**Problem to solve**
All of the records must come back exactly as they were given.

**Records for the task**
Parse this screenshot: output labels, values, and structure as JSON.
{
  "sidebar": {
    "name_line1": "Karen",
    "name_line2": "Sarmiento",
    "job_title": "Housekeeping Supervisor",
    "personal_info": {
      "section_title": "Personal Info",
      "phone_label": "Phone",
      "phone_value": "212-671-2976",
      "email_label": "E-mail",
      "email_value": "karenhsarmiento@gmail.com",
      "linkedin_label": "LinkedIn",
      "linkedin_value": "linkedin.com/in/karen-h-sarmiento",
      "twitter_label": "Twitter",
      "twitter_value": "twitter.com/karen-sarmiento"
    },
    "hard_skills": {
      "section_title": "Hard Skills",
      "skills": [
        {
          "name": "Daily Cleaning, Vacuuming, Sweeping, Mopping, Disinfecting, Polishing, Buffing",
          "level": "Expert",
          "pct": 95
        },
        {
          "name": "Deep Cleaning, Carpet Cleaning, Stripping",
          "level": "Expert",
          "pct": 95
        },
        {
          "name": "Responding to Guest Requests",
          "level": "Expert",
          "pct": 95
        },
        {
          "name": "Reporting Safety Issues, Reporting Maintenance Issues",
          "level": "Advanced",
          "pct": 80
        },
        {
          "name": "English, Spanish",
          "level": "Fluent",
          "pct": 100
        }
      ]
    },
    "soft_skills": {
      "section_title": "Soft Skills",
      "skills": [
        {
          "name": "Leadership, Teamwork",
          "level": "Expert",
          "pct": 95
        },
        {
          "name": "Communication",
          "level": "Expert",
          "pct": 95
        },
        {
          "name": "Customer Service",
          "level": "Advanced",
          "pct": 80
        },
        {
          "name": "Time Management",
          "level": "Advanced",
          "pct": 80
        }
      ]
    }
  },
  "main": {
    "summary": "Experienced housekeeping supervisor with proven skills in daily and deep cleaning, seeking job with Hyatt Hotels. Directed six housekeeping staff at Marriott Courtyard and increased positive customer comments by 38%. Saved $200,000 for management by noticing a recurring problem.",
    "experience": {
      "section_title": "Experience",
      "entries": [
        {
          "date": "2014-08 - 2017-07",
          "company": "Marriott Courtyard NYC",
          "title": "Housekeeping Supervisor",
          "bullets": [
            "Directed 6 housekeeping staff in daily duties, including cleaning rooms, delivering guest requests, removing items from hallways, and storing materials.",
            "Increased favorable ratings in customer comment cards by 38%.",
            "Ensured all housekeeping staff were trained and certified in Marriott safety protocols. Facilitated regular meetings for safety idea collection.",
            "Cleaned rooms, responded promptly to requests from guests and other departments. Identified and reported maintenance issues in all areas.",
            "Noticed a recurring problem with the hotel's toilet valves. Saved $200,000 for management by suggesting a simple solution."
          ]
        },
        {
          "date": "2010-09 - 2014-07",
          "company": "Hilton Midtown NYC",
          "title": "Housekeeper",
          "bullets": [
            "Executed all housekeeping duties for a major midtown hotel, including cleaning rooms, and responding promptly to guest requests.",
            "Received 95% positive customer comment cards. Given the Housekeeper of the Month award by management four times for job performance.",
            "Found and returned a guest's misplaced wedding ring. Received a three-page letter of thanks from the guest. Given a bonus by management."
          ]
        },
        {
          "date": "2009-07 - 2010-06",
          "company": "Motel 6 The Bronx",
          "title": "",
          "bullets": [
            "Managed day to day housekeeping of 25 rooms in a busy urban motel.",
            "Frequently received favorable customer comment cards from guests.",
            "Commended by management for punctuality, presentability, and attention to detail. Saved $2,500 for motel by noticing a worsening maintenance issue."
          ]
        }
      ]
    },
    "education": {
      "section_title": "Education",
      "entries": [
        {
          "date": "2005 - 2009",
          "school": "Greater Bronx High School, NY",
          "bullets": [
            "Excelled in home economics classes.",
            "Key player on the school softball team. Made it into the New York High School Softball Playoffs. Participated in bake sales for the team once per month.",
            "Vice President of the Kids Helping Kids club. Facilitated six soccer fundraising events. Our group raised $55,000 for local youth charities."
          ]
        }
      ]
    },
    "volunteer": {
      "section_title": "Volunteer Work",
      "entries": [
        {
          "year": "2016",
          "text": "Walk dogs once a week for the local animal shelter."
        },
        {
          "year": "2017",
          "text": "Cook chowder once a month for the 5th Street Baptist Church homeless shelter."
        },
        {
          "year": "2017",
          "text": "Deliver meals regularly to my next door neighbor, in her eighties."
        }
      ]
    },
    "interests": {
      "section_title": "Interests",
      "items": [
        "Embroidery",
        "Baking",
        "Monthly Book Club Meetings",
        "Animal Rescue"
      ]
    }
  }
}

**Reply**
Parse this screenshot: output labels, values, and structure as JSON.
{
  "sidebar": {
    "name_line1": "Karen",
    "name_line2": "Sarmiento",
    "job_title": "Housekeeping Supervisor",
    "personal_info": {
      "section_title": "Personal Info",
      "phone_label": "Phone",
      "phone_value": "212-671-2976",
      "email_label": "E-mail",
      "email_value": "karenhsarmiento@gmail.com",
      "linkedin_label": "LinkedIn",
      "linkedin_value": "linkedin.com/in/karen-h-sarmiento",
      "twitter_label": "Twitter",
      "twitter_value": "twitter.com/karen-sarmiento"
    },
    "hard_skills": {
      "section_title": "Hard Skills",
      "skills": [
        {
          "name": "Daily Cleaning, Vacuuming, Sweeping, Mopping, Disinfecting, Polishing, Buffing",
          "level": "Expert",
          "pct": 95
        },
        {
          "name": "Deep Cleaning, Carpet Cleaning, Stripping",
          "level": "Expert",
          "pct": 95
        },
        {
          "name": "Responding to Guest Requests",
          "level": "Expert",
          "pct": 95
        },
        {
          "name": "Reporting Safety Issues, Reporting Maintenance Issues",
          "level": "Advanced",
          "pct": 80
        },
        {
          "name": "English, Spanish",
          "level": "Fluent",
          "pct": 100
        }
      ]
    },
    "soft_skills": {
      "section_title": "Soft Skills",
      "skills": [
        {
          "name": "Leadership, Teamwork",
          "level": "Expert",
          "pct": 95
        },
        {
          "name": "Communication",
          "level": "Expert",
          "pct": 95
        },
        {
          "name": "Customer Service",
          "level": "Advanced",
          "pct": 80
        },
        {
          "name": "Time Management",
          "level": "Advanced",
          "pct": 80
        }
      ]
    }
  },
  "main": {
    "summary": "Experienced housekeeping supervisor with proven skills in daily and deep cleaning, seeking job with Hyatt Hotels. Directed six housekeeping staff at Marriott Courtyard and increased positive customer comments by 38%. Saved $200,000 for management by noticing a recurring problem.",
    "experience": {
      "section_title": "Experience",
      "entries": [
        {
          "date": "2014-08 - 2017-07",
          "company": "Marriott Courtyard NYC",
          "title": "Housekeeping Supervisor",
          "bullets": [
            "Directed 6 housekeeping staff in daily duties, including cleaning rooms, delivering guest requests, removing items from hallways, and storing materials.",
            "Increased favorable ratings in customer comment cards by 38%.",
            "Ensured all housekeeping staff were trained and certified in Marriott safety protocols. Facilitated regular meetings for safety idea collection.",
            "Cleaned rooms, responded promptly to requests from guests and other departments. Identified and reported maintenance issues in all areas.",
            "Noticed a recurring problem with the hotel's toilet valves. Saved $200,000 for management by suggesting a simple solution."
          ]
        },
        {
          "date": "2010-09 - 2014-07",
          "company": "Hilton Midtown NYC",
          "title": "Housekeeper",
          "bullets": [
            "Executed all housekeeping duties for a major midtown hotel, including cleaning rooms, and responding promptly to guest requests.",
            "Received 95% positive customer comment cards. Given the Housekeeper of the Month award by management four times for job performance.",
            "Found and returned a guest's misplaced wedding ring. Received a three-page letter of thanks from the guest. Given a bonus by management."
          ]
        },
        {
          "date": "2009-07 - 2010-06",
          "company": "Motel 6 The Bronx",
          "title": "",
          "bullets": [
            "Managed day to day housekeeping of 25 rooms in a busy urban motel.",
            "Frequently received favorable customer comment cards from guests.",
            "Commended by management for punctuality, presentability, and attention to detail. Saved $2,500 for motel by noticing a worsening maintenance issue."
          ]
        }
      ]
    },
    "education": {
      "section_title": "Education",
      "entries": [
        {
          "date": "2005 - 2009",
          "school": "Greater Bronx High School, NY",
          "bullets": [
            "Excelled in home economics classes.",
            "Key player on the school softball team. Made it into the New York High School Softball Playoffs. Participated in bake sales for the team once per month.",
            "Vice President of the Kids Helping Kids club. Facilitated six soccer fundraising events. Our group raised $55,000 for local youth charities."
          ]
        }
      ]
    },
    "volunteer": {
      "section_title": "Volunteer Work",
      "entries": [
        {
          "year": "2016",
          "text": "Walk dogs once a week for the local animal shelter."
        },
        {
          "year": "2017",
          "text": "Cook chowder once a month for the 5th Street Baptist Church homeless shelter."
        },
        {
          "year": "2017",
          "text": "Deliver meals regularly to my next door neighbor, in her eighties."
        }
      ]
    },
    "interests": {
      "section_title": "Interests",
      "items": [
        "Embroidery",
        "Baking",
        "Monthly Book Club Meetings",
        "Animal Rescue"
      ]
    }
  }
}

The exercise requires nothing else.